### DATA LISTING
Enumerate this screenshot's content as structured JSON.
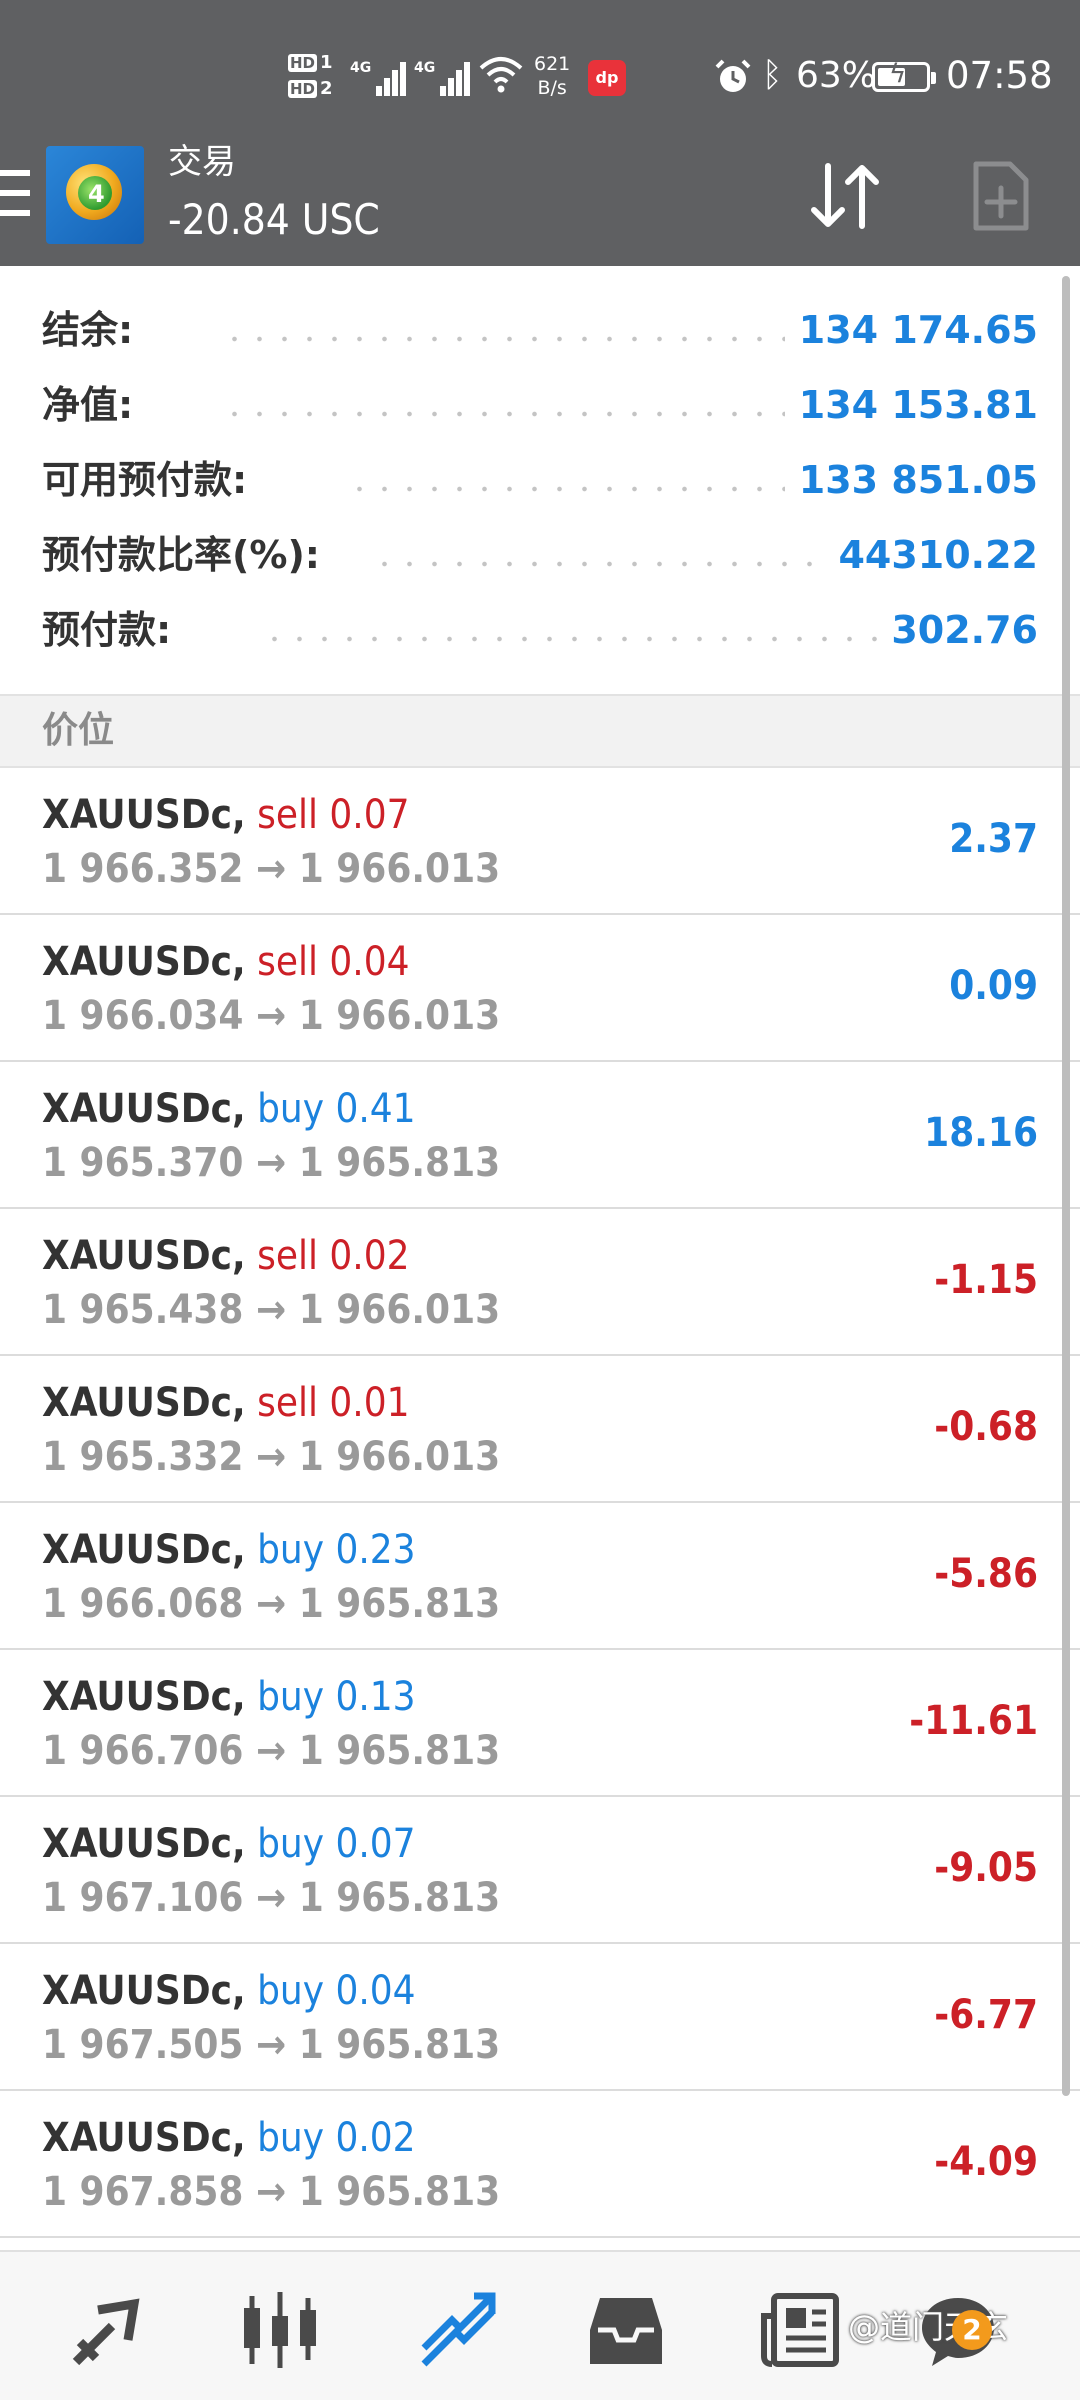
{
  "status_bar": {
    "hd1": "HD",
    "hd1_num": "1",
    "hd2": "HD",
    "hd2_num": "2",
    "net1": "4G",
    "net2": "4G",
    "speed_value": "621",
    "speed_unit": "B/s",
    "app_badge": "dp",
    "battery_pct": "63%",
    "battery_level": 0.63,
    "time": "07:58"
  },
  "toolbar": {
    "title": "交易",
    "balance": "-20.84 USC",
    "logo_num": "4"
  },
  "account": [
    {
      "label": "结余:",
      "value": "134 174.65"
    },
    {
      "label": "净值:",
      "value": "134 153.81"
    },
    {
      "label": "可用预付款:",
      "value": "133 851.05"
    },
    {
      "label": "预付款比率(%):",
      "value": "44310.22"
    },
    {
      "label": "预付款:",
      "value": "302.76"
    }
  ],
  "section_title": "价位",
  "positions": [
    {
      "symbol": "XAUUSDc,",
      "type": "sell",
      "lot": "0.07",
      "open": "1 966.352",
      "current": "1 966.013",
      "profit": "2.37",
      "sign": "pos"
    },
    {
      "symbol": "XAUUSDc,",
      "type": "sell",
      "lot": "0.04",
      "open": "1 966.034",
      "current": "1 966.013",
      "profit": "0.09",
      "sign": "pos"
    },
    {
      "symbol": "XAUUSDc,",
      "type": "buy",
      "lot": "0.41",
      "open": "1 965.370",
      "current": "1 965.813",
      "profit": "18.16",
      "sign": "pos"
    },
    {
      "symbol": "XAUUSDc,",
      "type": "sell",
      "lot": "0.02",
      "open": "1 965.438",
      "current": "1 966.013",
      "profit": "-1.15",
      "sign": "neg"
    },
    {
      "symbol": "XAUUSDc,",
      "type": "sell",
      "lot": "0.01",
      "open": "1 965.332",
      "current": "1 966.013",
      "profit": "-0.68",
      "sign": "neg"
    },
    {
      "symbol": "XAUUSDc,",
      "type": "buy",
      "lot": "0.23",
      "open": "1 966.068",
      "current": "1 965.813",
      "profit": "-5.86",
      "sign": "neg"
    },
    {
      "symbol": "XAUUSDc,",
      "type": "buy",
      "lot": "0.13",
      "open": "1 966.706",
      "current": "1 965.813",
      "profit": "-11.61",
      "sign": "neg"
    },
    {
      "symbol": "XAUUSDc,",
      "type": "buy",
      "lot": "0.07",
      "open": "1 967.106",
      "current": "1 965.813",
      "profit": "-9.05",
      "sign": "neg"
    },
    {
      "symbol": "XAUUSDc,",
      "type": "buy",
      "lot": "0.04",
      "open": "1 967.505",
      "current": "1 965.813",
      "profit": "-6.77",
      "sign": "neg"
    },
    {
      "symbol": "XAUUSDc,",
      "type": "buy",
      "lot": "0.02",
      "open": "1 967.858",
      "current": "1 965.813",
      "profit": "-4.09",
      "sign": "neg"
    }
  ],
  "arrow": "→",
  "bottom_nav": [
    {
      "name": "quotes-icon"
    },
    {
      "name": "chart-icon"
    },
    {
      "name": "trade-icon",
      "active": true
    },
    {
      "name": "history-icon"
    },
    {
      "name": "news-icon"
    },
    {
      "name": "messages-icon"
    }
  ],
  "watermark": "@道门天玄",
  "watermark_badge": "2",
  "colors": {
    "header_bg": "#5f6062",
    "value_blue": "#1b82dd",
    "sell_red": "#cc2027",
    "buy_blue": "#1b82dd",
    "muted_gray": "#9a9a9a",
    "active_nav": "#1b82dd",
    "inactive_nav": "#4a4a4a"
  }
}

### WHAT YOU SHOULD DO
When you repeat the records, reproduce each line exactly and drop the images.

### RESPONSE FOR THIS EXERCISE
Enumerate this screenshot's content as structured JSON.
{
  "status_bar": {
    "hd1": "HD",
    "hd1_num": "1",
    "hd2": "HD",
    "hd2_num": "2",
    "net1": "4G",
    "net2": "4G",
    "speed_value": "621",
    "speed_unit": "B/s",
    "app_badge": "dp",
    "battery_pct": "63%",
    "battery_level": 0.63,
    "time": "07:58"
  },
  "toolbar": {
    "title": "交易",
    "balance": "-20.84 USC",
    "logo_num": "4"
  },
  "account": [
    {
      "label": "结余:",
      "value": "134 174.65"
    },
    {
      "label": "净值:",
      "value": "134 153.81"
    },
    {
      "label": "可用预付款:",
      "value": "133 851.05"
    },
    {
      "label": "预付款比率(%):",
      "value": "44310.22"
    },
    {
      "label": "预付款:",
      "value": "302.76"
    }
  ],
  "section_title": "价位",
  "positions": [
    {
      "symbol": "XAUUSDc,",
      "type": "sell",
      "lot": "0.07",
      "open": "1 966.352",
      "current": "1 966.013",
      "profit": "2.37",
      "sign": "pos"
    },
    {
      "symbol": "XAUUSDc,",
      "type": "sell",
      "lot": "0.04",
      "open": "1 966.034",
      "current": "1 966.013",
      "profit": "0.09",
      "sign": "pos"
    },
    {
      "symbol": "XAUUSDc,",
      "type": "buy",
      "lot": "0.41",
      "open": "1 965.370",
      "current": "1 965.813",
      "profit": "18.16",
      "sign": "pos"
    },
    {
      "symbol": "XAUUSDc,",
      "type": "sell",
      "lot": "0.02",
      "open": "1 965.438",
      "current": "1 966.013",
      "profit": "-1.15",
      "sign": "neg"
    },
    {
      "symbol": "XAUUSDc,",
      "type": "sell",
      "lot": "0.01",
      "open": "1 965.332",
      "current": "1 966.013",
      "profit": "-0.68",
      "sign": "neg"
    },
    {
      "symbol": "XAUUSDc,",
      "type": "buy",
      "lot": "0.23",
      "open": "1 966.068",
      "current": "1 965.813",
      "profit": "-5.86",
      "sign": "neg"
    },
    {
      "symbol": "XAUUSDc,",
      "type": "buy",
      "lot": "0.13",
      "open": "1 966.706",
      "current": "1 965.813",
      "profit": "-11.61",
      "sign": "neg"
    },
    {
      "symbol": "XAUUSDc,",
      "type": "buy",
      "lot": "0.07",
      "open": "1 967.106",
      "current": "1 965.813",
      "profit": "-9.05",
      "sign": "neg"
    },
    {
      "symbol": "XAUUSDc,",
      "type": "buy",
      "lot": "0.04",
      "open": "1 967.505",
      "current": "1 965.813",
      "profit": "-6.77",
      "sign": "neg"
    },
    {
      "symbol": "XAUUSDc,",
      "type": "buy",
      "lot": "0.02",
      "open": "1 967.858",
      "current": "1 965.813",
      "profit": "-4.09",
      "sign": "neg"
    }
  ],
  "arrow": "→",
  "bottom_nav": [
    {
      "name": "quotes-icon"
    },
    {
      "name": "chart-icon"
    },
    {
      "name": "trade-icon",
      "active": true
    },
    {
      "name": "history-icon"
    },
    {
      "name": "news-icon"
    },
    {
      "name": "messages-icon"
    }
  ],
  "watermark": "@道门天玄",
  "watermark_badge": "2",
  "colors": {
    "header_bg": "#5f6062",
    "value_blue": "#1b82dd",
    "sell_red": "#cc2027",
    "buy_blue": "#1b82dd",
    "muted_gray": "#9a9a9a",
    "active_nav": "#1b82dd",
    "inactive_nav": "#4a4a4a"
  }
}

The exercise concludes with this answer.